Priest back in ministry following abuse probe
A Catholic priest who had been at the centre of abuse allegations dating back to the 1970s has been restored to his full ministry.
Father Sean Cahill from the dioceses of Down and Connor had always denied wrongdoing and voluntarily stepped aside in February 2010 while the PSNI investigated allegations against him.
In August 2011, the PSNI confirmed no prosecution has been directed against Fr Cahill, who had been working in Castlewellan, Co Down when he stood down.
At Mass yesterday Bishop Noel Treanor told the congregation at St Malachy's Church in Castlewellan he was "delighted" to welcome Fr Cahill back to his priestly ministry, "with an unblemished character".

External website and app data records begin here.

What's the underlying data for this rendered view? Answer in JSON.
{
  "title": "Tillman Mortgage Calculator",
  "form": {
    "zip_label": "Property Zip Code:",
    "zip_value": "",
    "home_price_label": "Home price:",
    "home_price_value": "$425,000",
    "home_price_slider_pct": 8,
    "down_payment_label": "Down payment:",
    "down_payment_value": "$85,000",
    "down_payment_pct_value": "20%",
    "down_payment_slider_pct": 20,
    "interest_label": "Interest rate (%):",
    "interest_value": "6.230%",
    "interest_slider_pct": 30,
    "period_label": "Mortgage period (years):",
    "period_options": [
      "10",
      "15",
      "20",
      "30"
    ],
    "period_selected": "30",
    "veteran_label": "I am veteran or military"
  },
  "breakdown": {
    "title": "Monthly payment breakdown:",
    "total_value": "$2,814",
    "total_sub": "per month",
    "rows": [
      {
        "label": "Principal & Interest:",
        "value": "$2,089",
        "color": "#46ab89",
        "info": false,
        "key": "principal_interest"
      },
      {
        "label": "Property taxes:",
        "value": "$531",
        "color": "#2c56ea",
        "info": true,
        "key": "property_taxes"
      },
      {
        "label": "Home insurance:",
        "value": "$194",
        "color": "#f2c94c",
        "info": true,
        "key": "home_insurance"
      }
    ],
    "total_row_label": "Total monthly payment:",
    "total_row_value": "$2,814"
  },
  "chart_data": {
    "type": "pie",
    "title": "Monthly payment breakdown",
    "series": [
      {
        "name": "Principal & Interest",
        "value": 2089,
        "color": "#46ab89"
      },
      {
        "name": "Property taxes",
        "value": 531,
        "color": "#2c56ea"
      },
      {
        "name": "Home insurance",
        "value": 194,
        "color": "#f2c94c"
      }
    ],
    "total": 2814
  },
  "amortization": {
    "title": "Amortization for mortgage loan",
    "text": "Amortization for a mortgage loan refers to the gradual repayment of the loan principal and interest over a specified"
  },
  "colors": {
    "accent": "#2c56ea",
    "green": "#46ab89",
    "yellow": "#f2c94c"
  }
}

Bishop Treanor praised him for serving the people of the Castlewellan and Kilmegan parish for almost 50 years.
In a statement to parishioners, Bishop Treanor said: "After thorough and lengthy investigation by the police and the Public Prosecution Service, an investigation with which Fr Sean Cahill and the Diocese co-operated fully, the PSNI, the Public Prosecution Service, the social services and I, as Bishop of this Diocese, are satisfied that there was no basis for the allegation.

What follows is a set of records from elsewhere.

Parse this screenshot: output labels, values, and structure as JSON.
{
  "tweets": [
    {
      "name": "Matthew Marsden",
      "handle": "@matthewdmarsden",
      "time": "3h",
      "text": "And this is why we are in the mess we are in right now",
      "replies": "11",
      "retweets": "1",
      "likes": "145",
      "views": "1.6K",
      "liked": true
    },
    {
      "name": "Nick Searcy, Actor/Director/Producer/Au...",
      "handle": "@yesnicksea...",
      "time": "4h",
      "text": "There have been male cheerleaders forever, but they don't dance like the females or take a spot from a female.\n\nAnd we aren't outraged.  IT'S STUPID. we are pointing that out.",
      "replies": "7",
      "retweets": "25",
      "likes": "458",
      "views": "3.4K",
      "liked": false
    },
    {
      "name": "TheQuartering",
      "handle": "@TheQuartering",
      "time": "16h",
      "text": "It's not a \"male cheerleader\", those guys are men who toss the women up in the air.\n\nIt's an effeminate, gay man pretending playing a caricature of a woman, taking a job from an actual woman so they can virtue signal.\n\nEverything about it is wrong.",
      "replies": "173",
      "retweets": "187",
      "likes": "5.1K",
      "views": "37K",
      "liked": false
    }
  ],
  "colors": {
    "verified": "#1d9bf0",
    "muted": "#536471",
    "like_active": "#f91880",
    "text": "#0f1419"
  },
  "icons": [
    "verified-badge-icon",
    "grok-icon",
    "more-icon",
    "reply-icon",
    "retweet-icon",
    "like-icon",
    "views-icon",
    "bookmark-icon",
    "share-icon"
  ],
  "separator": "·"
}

"The preliminary canonical enquiry was completed and Fr Sean Cahill has resumed priestly ministry, the same innocent priest he was when he voluntarily stepped aside in February 2010.

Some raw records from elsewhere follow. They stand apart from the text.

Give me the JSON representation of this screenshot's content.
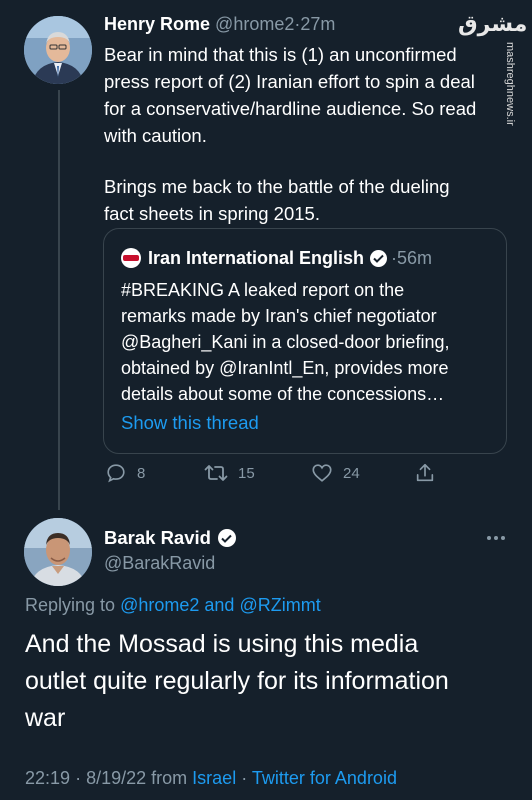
{
  "tweet1": {
    "author_name": "Henry Rome",
    "author_handle": "@hrome2",
    "separator": "·",
    "time": "27m",
    "paragraph1": "Bear in mind that this is (1) an unconfirmed\npress report of (2) Iranian effort to spin a deal\nfor a conservative/hardline audience. So read\nwith caution.",
    "paragraph2": "Brings me back to the battle of the dueling\nfact sheets in spring 2015.",
    "quote": {
      "author_name": "Iran International English",
      "separator": "·",
      "time": "56m",
      "text": "#BREAKING A leaked report on the\nremarks made by Iran's chief negotiator\n@Bagheri_Kani in a closed-door briefing,\nobtained by @IranIntl_En, provides more\ndetails about some of the concessions…",
      "show_thread_label": "Show this thread"
    },
    "actions": {
      "replies": "8",
      "retweets": "15",
      "likes": "24"
    }
  },
  "tweet2": {
    "author_name": "Barak Ravid",
    "author_handle": "@BarakRavid",
    "replying_prefix": "Replying to",
    "replying_user1": "@hrome2",
    "replying_and": "and",
    "replying_user2": "@RZimmt",
    "text": "And the Mossad is using this media\noutlet quite regularly for its information\nwar",
    "time": "22:19",
    "dot1": "·",
    "date": "8/19/22",
    "from_label": "from",
    "location": "Israel",
    "dot2": "·",
    "client": "Twitter for Android"
  },
  "watermark": {
    "logo_text": "مشرق",
    "site": "mashreghnews.ir"
  },
  "icons": {
    "verified": "verified-badge-icon",
    "reply": "reply-icon",
    "retweet": "retweet-icon",
    "like": "heart-icon",
    "share": "share-icon",
    "more": "more-icon"
  },
  "colors": {
    "background": "#15202b",
    "text": "#ffffff",
    "muted": "#8899a6",
    "link": "#1d9bf0",
    "border": "#38444d"
  }
}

"Unfounded allegations have a devastating effect on any person, but the allegations levelled against Fr Sean Cahill, who has dedicated his life to selfless service of Church and community, damage not only his life but also his family, his parish, his diocese, the Church and wider society.
"In addition, such baseless allegations do colossal damage to the cause of the genuine survivors of abuse, including clerical abuse."
Bishop Treanor explained that on a number of occasions he had emphasised and encouraged a "culture of vigilance".
He said it was incumbent on everyone to ensure that safeguarding practices with children are of the highest standard and that codes of conduct, must always be "beyond reproach".
The PSNI is investigating 170 separate complaints of clerical and institutional abuse, a spokesman said last night.
He added: "130 are of sexual assault and 40 of physical assault.
"The vast majority relate to incidents at least 20 years ago but the overall time range of the 170 separate complaints is from five years to 40 years ago."